Courage in the Face of Uncertainty
By Tamara Fyke
For some of us, school is just beginning. For others, we have been back at school for over a month. For all, we must agree that this academic year is already not what we had expected. We are staring down another surge of COVID. The uncertainty can be tough to deal with. Especially for our students. Tensions are high, and yet life goes on.
Ours is not the only period of uncertainty humanity has faced. Consider the brave souls who soldiered on through World War I and World War II. An uncanny reference, you may say. But the slightly longer than thirty year period between the beginning of the first war to the end of the second (1914-1945) was another time period in history when nations around the world were united against a common enemy. This is when the Greatest Generation was born. They found within themselves the stamina and determination to trudge forward. Thanks to their heroic efforts, we are here today. And even though we are embroiled in nearly two years of a war on a virus called COVID-19, there is no reason to cast blame on any group or nation for what we have been experiencing. Our enemy is not a person or a country (or each other); our enemy is fear.
This, my friends, is the time for Courage. Courage is standing up for what is right; facing our fears.
What does Courage look like?
Courage looks like waking up each morning, doing your exercises, fixing breakfast for your children, heading to work, and greeting your students with kindness.
Courage looks like teaching to the needs of your students who have lost precious learning time and speaking words of life to them: “You can do it! I believe in you!”
Courage looks like taking a walk in the evening, listening to the soothing sound of the cicadas, and watching the yellowing leaves fall to the ground.
Courage is accepting that in spite of uncertainty, loss, and grief… life goes on.
For those of us with air in our lungs, our sacred task is to live life to the fullest by smiling brighter, praying harder, singing louder, laughing heartier. These moments of gratitude empower and embolden us. We do not need to give in to fear because although life is hard… and it is hard right now, life is still good.

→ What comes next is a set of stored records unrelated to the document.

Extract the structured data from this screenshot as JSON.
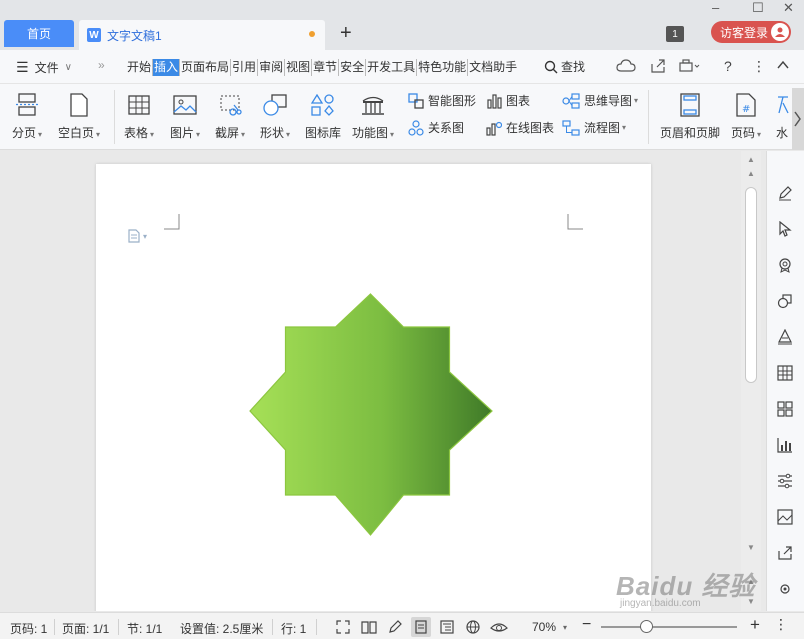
{
  "tabs": {
    "home": "首页",
    "doc_title": "文字文稿1",
    "add": "+"
  },
  "window": {
    "minimize": "–",
    "maximize": "☐",
    "close": "✕",
    "badge": "1",
    "login": "访客登录"
  },
  "menu": {
    "file": "文件",
    "more": "»",
    "tabs": [
      "开始",
      "插入",
      "页面布局",
      "引用",
      "审阅",
      "视图",
      "章节",
      "安全",
      "开发工具",
      "特色功能",
      "文档助手"
    ],
    "active_tab": "插入",
    "search": "查找"
  },
  "ribbon": {
    "page_break": "分页",
    "blank_page": "空白页",
    "table": "表格",
    "picture": "图片",
    "screenshot": "截屏",
    "shape": "形状",
    "icon_lib": "图标库",
    "function_chart": "功能图",
    "smart_shape": "智能图形",
    "chart": "图表",
    "mind_map": "思维导图",
    "relation_chart": "关系图",
    "online_chart": "在线图表",
    "flowchart": "流程图",
    "header_footer": "页眉和页脚",
    "page_number": "页码",
    "watermark": "水"
  },
  "status": {
    "page_num": "页码: 1",
    "pages": "页面: 1/1",
    "section": "节: 1/1",
    "setting": "设置值: 2.5厘米",
    "row": "行: 1",
    "zoom": "70%"
  },
  "shape": {
    "type": "8-point star",
    "gradient_start": "#a6e057",
    "gradient_end": "#3f7a28",
    "stroke": "#8cc63f"
  },
  "overlay": {
    "brand": "Baidu 经验",
    "url": "jingyan.baidu.com"
  },
  "colors": {
    "accent": "#4a8df8",
    "active_tab": "#3b8ae6",
    "login": "#d9534f"
  }
}
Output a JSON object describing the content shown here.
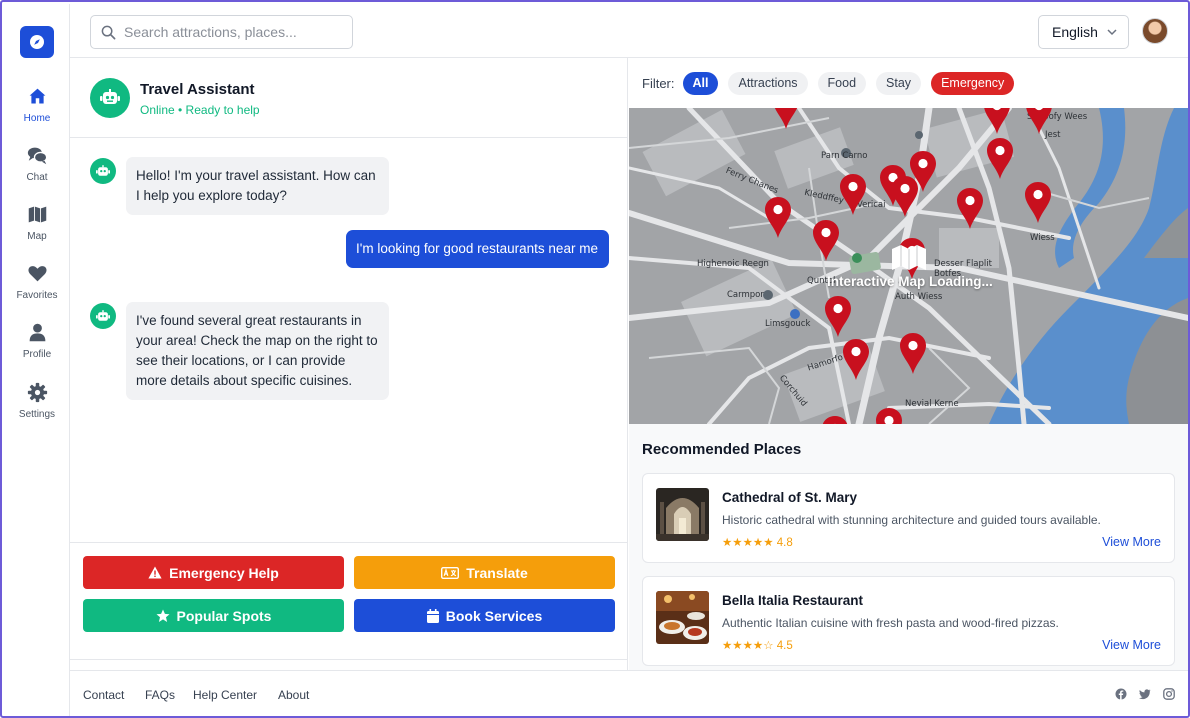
{
  "search": {
    "placeholder": "Search attractions, places..."
  },
  "header": {
    "language": "English"
  },
  "sidebar": {
    "items": [
      {
        "label": "Home",
        "icon": "home-icon",
        "active": true
      },
      {
        "label": "Chat",
        "icon": "chat-icon"
      },
      {
        "label": "Map",
        "icon": "map-icon"
      },
      {
        "label": "Favorites",
        "icon": "heart-icon"
      },
      {
        "label": "Profile",
        "icon": "user-icon"
      },
      {
        "label": "Settings",
        "icon": "gear-icon"
      }
    ]
  },
  "chat": {
    "title": "Travel Assistant",
    "status": "Online • Ready to help",
    "messages": [
      {
        "from": "bot",
        "text": "Hello! I'm your travel assistant. How can I help you explore today?"
      },
      {
        "from": "user",
        "text": "I'm looking for good restaurants near me"
      },
      {
        "from": "bot",
        "text": "I've found several great restaurants in your area! Check the map on the right to see their locations, or I can provide more details about specific cuisines."
      }
    ]
  },
  "actions": {
    "emergency": "Emergency Help",
    "translate": "Translate",
    "popular": "Popular Spots",
    "book": "Book Services"
  },
  "filter": {
    "label": "Filter:",
    "chips": [
      "All",
      "Attractions",
      "Food",
      "Stay",
      "Emergency"
    ],
    "active": "All"
  },
  "map": {
    "caption": "Interactive Map Loading...",
    "labels": [
      "Sunbofy Wees",
      "Jest",
      "Parn Carno",
      "Ferry Chanes",
      "Kleddffey",
      "Vericai",
      "Highenoic Reegn",
      "Quntol",
      "Desser Flaplit",
      "Botfes",
      "Auth Wiess",
      "Carmpor",
      "Limsgouck",
      "Hamorfo",
      "Wiess",
      "Nevial Kerne",
      "Corchuid"
    ]
  },
  "recommended": {
    "title": "Recommended Places",
    "places": [
      {
        "name": "Cathedral of St. Mary",
        "desc": "Historic cathedral with stunning architecture and guided tours available.",
        "stars": "★★★★★",
        "rating": "4.8",
        "more": "View More"
      },
      {
        "name": "Bella Italia Restaurant",
        "desc": "Authentic Italian cuisine with fresh pasta and wood-fired pizzas.",
        "stars": "★★★★☆",
        "rating": "4.5",
        "more": "View More"
      }
    ]
  },
  "footer": {
    "links": [
      "Contact",
      "FAQs",
      "Help Center",
      "About"
    ]
  },
  "colors": {
    "accent": "#1d4ed8",
    "success": "#10b981",
    "danger": "#dc2626",
    "warning": "#f59e0b",
    "pin": "#c8101e"
  }
}
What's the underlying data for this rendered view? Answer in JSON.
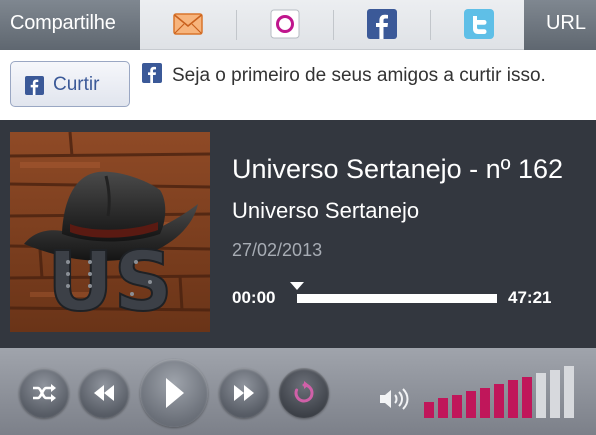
{
  "share": {
    "label": "Compartilhe",
    "url_label": "URL",
    "buttons": [
      {
        "name": "email",
        "icon": "envelope-icon"
      },
      {
        "name": "orkut",
        "icon": "orkut-icon"
      },
      {
        "name": "facebook",
        "icon": "facebook-icon"
      },
      {
        "name": "twitter",
        "icon": "twitter-icon"
      }
    ]
  },
  "like": {
    "button_label": "Curtir",
    "text": "Seja o primeiro de seus amigos a curtir isso."
  },
  "track": {
    "title": "Universo Sertanejo - nº 162",
    "artist": "Universo Sertanejo",
    "date": "27/02/2013",
    "current_time": "00:00",
    "total_time": "47:21",
    "progress": 0,
    "cover_text": "US"
  },
  "controls": {
    "buttons": [
      "shuffle-icon",
      "rewind-icon",
      "play-icon",
      "fast-forward-icon",
      "repeat-icon"
    ],
    "volume_icon": "speaker-icon",
    "volume_level": 8,
    "volume_max": 11
  },
  "colors": {
    "volume_active": "#c0165a",
    "volume_inactive": "#d7d9dd",
    "facebook_blue": "#3b5998",
    "repeat_accent": "#d060a8"
  }
}
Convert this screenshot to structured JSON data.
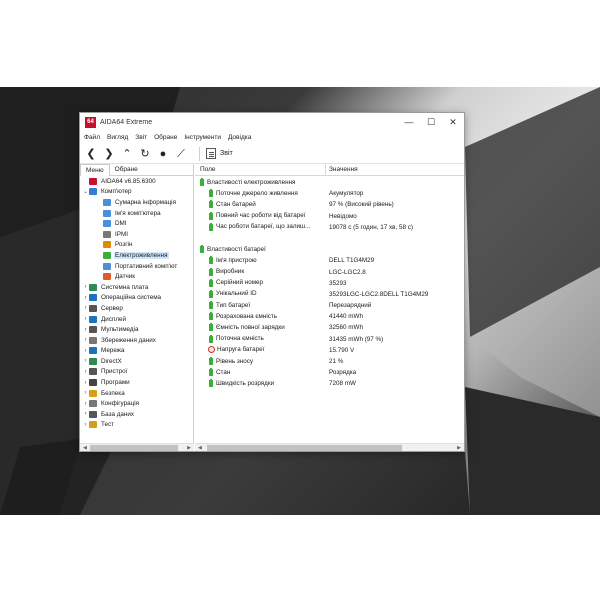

So today, take a deep breath. Breathe again… and again… until you feel yourself dropping your shoulders away from your ears, relaxing your belly, and settling yourself into the present. Be here.
I know what I am asking is simple yet not easy. But you can do it. I believe in you.
Tips for Leading Students through Uncertain Times
1. Listen – Acknowledge the challenges we are facing in our world, such as COVID, racism, climate change, and more. Ask students to share their thoughts and feelings about current events.
2. Foster – Throughout the ages, humankind has processed big emotions through the arts. Provide time, space, and supplies for your students to express themselves creatively. Encourage them to draw, paint, dance, write, sculpt, and more.
3. Celebrate – Even though times are tough, beauty is all around. Take a nature walk with your class and ask them to inventory the sights, sounds, and touches they experience. End each day by asking students to share gratitude for the kindness of one of their classmates. Play games and laugh as a class family.
4. Reassure – Most of all, let your students know that they are not alone in this big world. We are in this together.
Take heart, my friends. As Sir Winston Churchill said, “Courage is what it takes to stand up and speak, it’s also what it takes to sit down and listen.”
About the author
Tamara Fyke is an educator and social entrepreneur with a passion for kids, families, and urban communities. She is the creator and author of Love In A Big World, which provides mental health, SEL, and wellness curriculum and content. During quarantine, Tamara created MusiCity Kids, an online educational show for kids ages 6-12 that addresses health, movement, character development, STEAM, and more.
This article was originally published by The Learning Counsel, a research institute and news media hub focused on providing context for the shift in education to digital curriculum.